Impacts of changing climate and snow cover on the flow regime of Jhelum River, Western Himalayas
Impact factor: 2.919 (Year: 2017)
MetadataShow full item record
Muhammad Azmat, Umar Waqas Liaqat, Muhammad Uzair Qamar, Usman Awan. (15/3/2017). Impacts of changing climate and snow cover on the flow regime of Jhelum River, Western Himalayas. Regional Environmental Change, 17(3), pp. 813-825.

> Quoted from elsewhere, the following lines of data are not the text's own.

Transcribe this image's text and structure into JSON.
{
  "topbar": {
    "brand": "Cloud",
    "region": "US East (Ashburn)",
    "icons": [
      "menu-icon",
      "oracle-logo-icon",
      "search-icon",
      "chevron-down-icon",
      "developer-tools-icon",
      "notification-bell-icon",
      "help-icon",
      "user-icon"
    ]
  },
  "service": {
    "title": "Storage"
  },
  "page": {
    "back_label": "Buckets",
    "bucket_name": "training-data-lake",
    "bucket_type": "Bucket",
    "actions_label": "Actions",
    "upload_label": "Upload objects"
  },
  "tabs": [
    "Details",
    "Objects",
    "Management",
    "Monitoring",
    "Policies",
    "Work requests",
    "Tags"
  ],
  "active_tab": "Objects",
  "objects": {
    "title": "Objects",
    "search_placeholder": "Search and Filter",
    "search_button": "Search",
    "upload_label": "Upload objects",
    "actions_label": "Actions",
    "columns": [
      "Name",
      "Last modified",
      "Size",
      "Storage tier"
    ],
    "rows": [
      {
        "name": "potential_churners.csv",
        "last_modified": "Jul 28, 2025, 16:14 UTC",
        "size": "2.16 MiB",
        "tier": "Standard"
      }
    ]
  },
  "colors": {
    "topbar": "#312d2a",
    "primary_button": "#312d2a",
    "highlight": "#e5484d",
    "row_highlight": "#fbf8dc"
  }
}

This study examines the change in climate variables and snow cover dynamics and their impact on the hydrological regime of the Jhelum River basin in Western Himalayas. This study utilized daily streamflow records from Mangla dam, spanning a time period of 19 years (1995–2013), along with precipitation and temperature data over 52 years (1961–2013) from 12 different climate stations in the catchment. Additionally, moderate-resolution imaging spectroradiometer (MODIS) remote sensing product MOD10A2 was utilized to analyze the change in snow cover dynamics during 2000–2013. The Pearson and Kendall rank correlation tests were used to scrutinize snow cover trends and correlation between temperature, precipitation, snow cover area (SCA) and streamflows records. Basin-wide trend analysis showed a slightly increasing tendency in temperature (s = 0.098) and precipitation (s = 0.094), during the years 1961–2013. The changes in streamflow indicated a positive (r [0.12) relationship with respect to temperature but variable trends (r = -0.45–0.41) with respect to precipitation during both the winter and monsoon seasons. This indicates that temperature has a significant impact on the hydrological regime of the basin. MODIS data-based investigations suggested an expansion in SCA during 2000–2013. The changes in SCA of highaltitude zones ([2000 m a.s.l.) depicted a stronger positive correlation with climate variables and streamflow compared with those obtained for low-altitude regions (\2000 m a.s.l.). Overall, these results signify that highaltitude areas contribute to the streamflow largely in the form of snow- and glacier-melt during the early summer season. The streamflow is then further augmented by monsoon rainfall in the low-elevation regions during late summer.